Maybe so, but it also reinforces what a whopper of a win this was for the Tribe.
Dishonorable mention: Gary Farmer. Here’s some career advice for the former – repeat, FORMER – Florida Senate Democratic Leader: Give it up, dude.
Farmer, you may recall, was unanimously forced out by his Senate colleagues last month after a brief but chaotic reign. Senate Dems said he was dismissive, especially of women – a nice way of accusing him of sexism.
Lauren Book replaced Farmer, which was sweet irony since he once said she couldn’t concentrate on her leadership duties because of her young children.
Now, Farmer complains about Book’s support for the new Gaming Compact. It’s about local fees generated from the nearby Seminole Hard Rock Hotel and Casino. The money reimburses cities for costs associated with roads and other services by the casino.
Farmer grumped that Davie will receive a higher share of the money than Hollywood, which he represents.
Book’s father, Ron Book, is a long-time lobbyist for Davie.
Lauren Book sponsored that amendment. Farmer called her involvement in the new formula “inappropriate.”
“I think if somebody else had done the amendment, it would at least take away some of that stench,” he said.
Book called Farmer’s insinuations “ridiculous” and said he’s suffering from “hurt feelings.”
Ron Book called it “gutter politics” and “… more bad misogynistic behavior by Sen. Farmer.”
Almost (but not quite) biggest loser: Brian Mast. The Republican U.S. Rep. from Florida’s 18th District took his seat at the front of the clown car in a doofish display on the House floor.
Mast has an A.L.B. degree (liberal arts) from the Harvard Extension School. You wouldn’t know it, though. He , pouted like a spoiled brat because members still must wear masks while on the House floor.
He railed against Speaker Nancy Pelosi, who made the rule, calling it “tyrannical control.”
Tyrannical? Is he kidding?
North Korea: Tyrannical.
Masks: Not tyrannical.
Mast received a $500 fine for this ridiculous act, joining other Republicans such as Q kook Marjorie Taylor-Greene on the bad list.
Perhaps someone should remind Rep. Mast that voters sent him to Washington to do a serious job, not throw childish tantrums.
At least we thought it was serious, but next time we should read the fine print.
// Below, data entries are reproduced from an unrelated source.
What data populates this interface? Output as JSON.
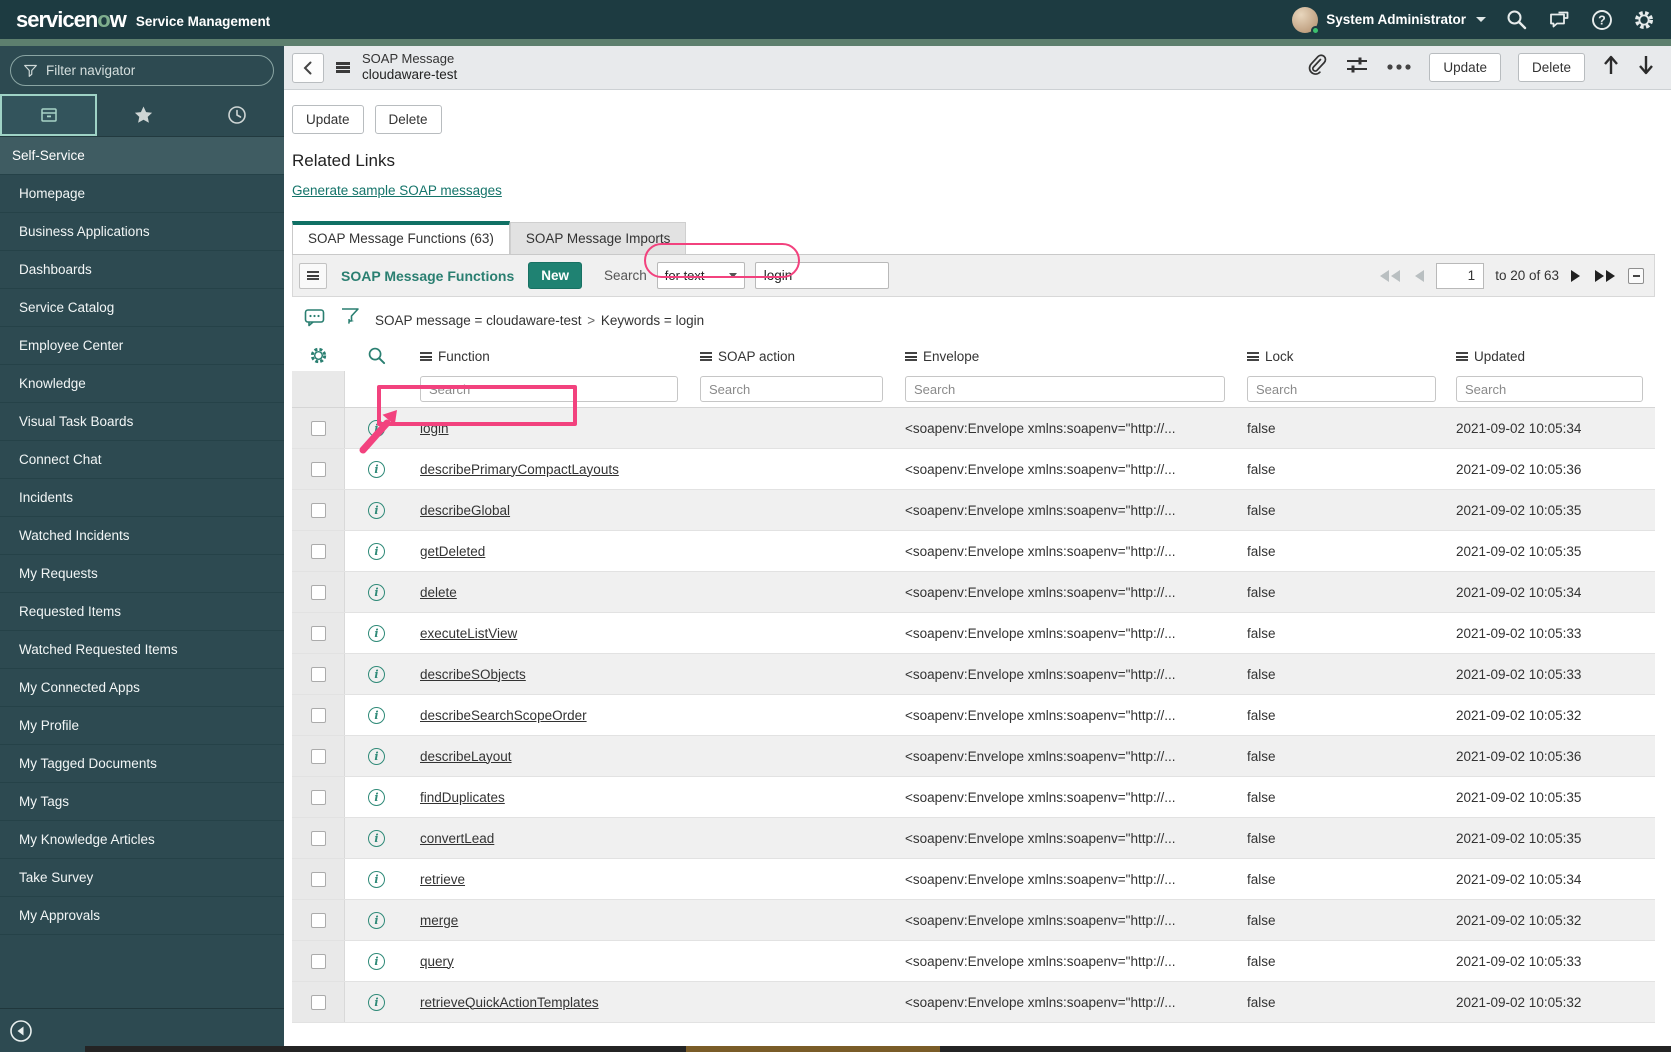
{
  "colors": {
    "banner_bg": "#1d3b41",
    "accent_teal": "#1f8272",
    "link_teal": "#14746a",
    "annotation_pink": "#f2427e",
    "sidebar_bg": "#2d4a51"
  },
  "banner": {
    "brand_prefix": "servicen",
    "brand_o": "o",
    "brand_suffix": "w",
    "app_name": "Service Management",
    "user_name": "System Administrator"
  },
  "sidebar": {
    "filter_placeholder": "Filter navigator",
    "section_header": "Self-Service",
    "items": [
      "Homepage",
      "Business Applications",
      "Dashboards",
      "Service Catalog",
      "Employee Center",
      "Knowledge",
      "Visual Task Boards",
      "Connect Chat",
      "Incidents",
      "Watched Incidents",
      "My Requests",
      "Requested Items",
      "Watched Requested Items",
      "My Connected Apps",
      "My Profile",
      "My Tagged Documents",
      "My Tags",
      "My Knowledge Articles",
      "Take Survey",
      "My Approvals"
    ]
  },
  "form_header": {
    "title": "SOAP Message",
    "subtitle": "cloudaware-test",
    "update_label": "Update",
    "delete_label": "Delete"
  },
  "body": {
    "update_label": "Update",
    "delete_label": "Delete",
    "related_links_heading": "Related Links",
    "related_link": "Generate sample SOAP messages",
    "tab_active": "SOAP Message Functions (63)",
    "tab_inactive": "SOAP Message Imports"
  },
  "list": {
    "title": "SOAP Message Functions",
    "new_label": "New",
    "search_label": "Search",
    "search_type": "for text",
    "search_value": "login",
    "pagination": {
      "page": "1",
      "range": "to 20 of 63"
    },
    "breadcrumb": [
      "SOAP message = cloudaware-test",
      "Keywords = login"
    ],
    "breadcrumb_separator": ">",
    "columns": [
      "Function",
      "SOAP action",
      "Envelope",
      "Lock",
      "Updated"
    ],
    "column_search_placeholder": "Search",
    "rows": [
      {
        "function": "login",
        "soap_action": "",
        "envelope": "<soapenv:Envelope xmlns:soapenv=\"http://...",
        "lock": "false",
        "updated": "2021-09-02 10:05:34"
      },
      {
        "function": "describePrimaryCompactLayouts",
        "soap_action": "",
        "envelope": "<soapenv:Envelope xmlns:soapenv=\"http://...",
        "lock": "false",
        "updated": "2021-09-02 10:05:36"
      },
      {
        "function": "describeGlobal",
        "soap_action": "",
        "envelope": "<soapenv:Envelope xmlns:soapenv=\"http://...",
        "lock": "false",
        "updated": "2021-09-02 10:05:35"
      },
      {
        "function": "getDeleted",
        "soap_action": "",
        "envelope": "<soapenv:Envelope xmlns:soapenv=\"http://...",
        "lock": "false",
        "updated": "2021-09-02 10:05:35"
      },
      {
        "function": "delete",
        "soap_action": "",
        "envelope": "<soapenv:Envelope xmlns:soapenv=\"http://...",
        "lock": "false",
        "updated": "2021-09-02 10:05:34"
      },
      {
        "function": "executeListView",
        "soap_action": "",
        "envelope": "<soapenv:Envelope xmlns:soapenv=\"http://...",
        "lock": "false",
        "updated": "2021-09-02 10:05:33"
      },
      {
        "function": "describeSObjects",
        "soap_action": "",
        "envelope": "<soapenv:Envelope xmlns:soapenv=\"http://...",
        "lock": "false",
        "updated": "2021-09-02 10:05:33"
      },
      {
        "function": "describeSearchScopeOrder",
        "soap_action": "",
        "envelope": "<soapenv:Envelope xmlns:soapenv=\"http://...",
        "lock": "false",
        "updated": "2021-09-02 10:05:32"
      },
      {
        "function": "describeLayout",
        "soap_action": "",
        "envelope": "<soapenv:Envelope xmlns:soapenv=\"http://...",
        "lock": "false",
        "updated": "2021-09-02 10:05:36"
      },
      {
        "function": "findDuplicates",
        "soap_action": "",
        "envelope": "<soapenv:Envelope xmlns:soapenv=\"http://...",
        "lock": "false",
        "updated": "2021-09-02 10:05:35"
      },
      {
        "function": "convertLead",
        "soap_action": "",
        "envelope": "<soapenv:Envelope xmlns:soapenv=\"http://...",
        "lock": "false",
        "updated": "2021-09-02 10:05:35"
      },
      {
        "function": "retrieve",
        "soap_action": "",
        "envelope": "<soapenv:Envelope xmlns:soapenv=\"http://...",
        "lock": "false",
        "updated": "2021-09-02 10:05:34"
      },
      {
        "function": "merge",
        "soap_action": "",
        "envelope": "<soapenv:Envelope xmlns:soapenv=\"http://...",
        "lock": "false",
        "updated": "2021-09-02 10:05:32"
      },
      {
        "function": "query",
        "soap_action": "",
        "envelope": "<soapenv:Envelope xmlns:soapenv=\"http://...",
        "lock": "false",
        "updated": "2021-09-02 10:05:33"
      },
      {
        "function": "retrieveQuickActionTemplates",
        "soap_action": "",
        "envelope": "<soapenv:Envelope xmlns:soapenv=\"http://...",
        "lock": "false",
        "updated": "2021-09-02 10:05:32"
      }
    ]
  }
}
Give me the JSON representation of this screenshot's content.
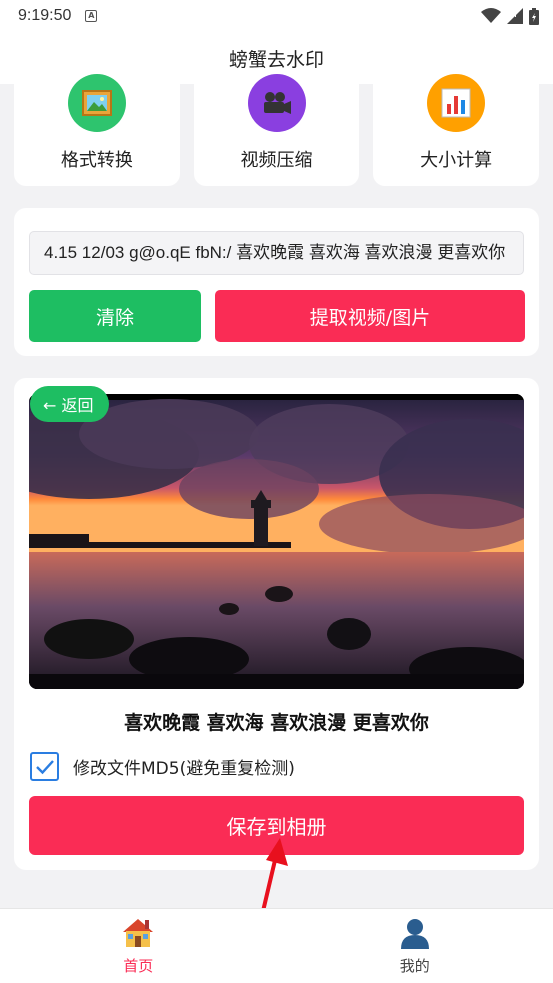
{
  "status": {
    "time": "9:19:50"
  },
  "app": {
    "title": "螃蟹去水印"
  },
  "tools": [
    {
      "label": "格式转换",
      "icon": "image-icon",
      "color": "#2ec46e"
    },
    {
      "label": "视频压缩",
      "icon": "video-camera-icon",
      "color": "#8a3fe0"
    },
    {
      "label": "大小计算",
      "icon": "bar-chart-icon",
      "color": "#ffa000"
    }
  ],
  "input": {
    "value": "4.15 12/03 g@o.qE fbN:/ 喜欢晚霞 喜欢海 喜欢浪漫 更喜欢你",
    "clear_label": "清除",
    "extract_label": "提取视频/图片"
  },
  "result": {
    "back_label": "← 返回",
    "caption": "喜欢晚霞 喜欢海 喜欢浪漫 更喜欢你",
    "md5_label": "修改文件MD5(避免重复检测)",
    "md5_checked": true,
    "save_label": "保存到相册"
  },
  "tabs": [
    {
      "label": "首页",
      "icon": "house-icon",
      "active": true
    },
    {
      "label": "我的",
      "icon": "person-icon",
      "active": false
    }
  ],
  "colors": {
    "green": "#1ebe62",
    "red": "#fa2c55",
    "checkbox_blue": "#2a7de1"
  }
}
The biggest loser: Ashley Moody. Florida’s Attorney General continues to follow the Pam Bondi model of running the office like a partisan arm of the Republican Party. That’s not a compliment, by the way, but I’ll bet you know that.
She continues to push a lawsuit against the U.S. Department of Health and Human Services and the Centers for Disease Control and Prevention over the ongoing no-sail order from Florida ports.
At issue is DeSantis’ executive order prohibiting vaccination passports wanting to take a cruise. Cruise ships were petri dishes for COVID-19 at the start of the pandemic. Alas, the state believes Person A doesn’t need to know if Person B was vaccinated.
But that’s not all.
Last fall, Moody triggered a lengthy investigation into the conspiracy theory that Michael Bloomberg was trying to buy Democratic votes in Florida. That’s because Bloomberg helped non-violent ex-felons pay their fines to restore their voting rights.
They called in the Florida Department of Law Enforcement.
The inference was that Bloomberg was using unscrupulous tactics to drum up support for Joe Biden. The Florida Rights Restoration Coalition, an Orlando nonprofit that works to restore civil rights to those former felons, was caught up in that net.
Moody joined prankster Matt Gaetz on Fox News – never a good look. Their message: SOMETHING BAD WAS GOING ON!
Well, there wasn’t.
As Scott Maxwell of the Orlando Sentinel reported, the FDLE spent 706 hours over six months chasing its tail on this non-story. Its decision: NOTHING BAD WENT ON!
the Coalition wasn’t peddling Biden to ex-felons wanting to vote.
Did you hear Moody then reassure the public that FLORIDA ELECTIONS ARE SAFE!
Oh yeah, she didn’t. The unfounded accusation about election shenanigans continues to hang in the air.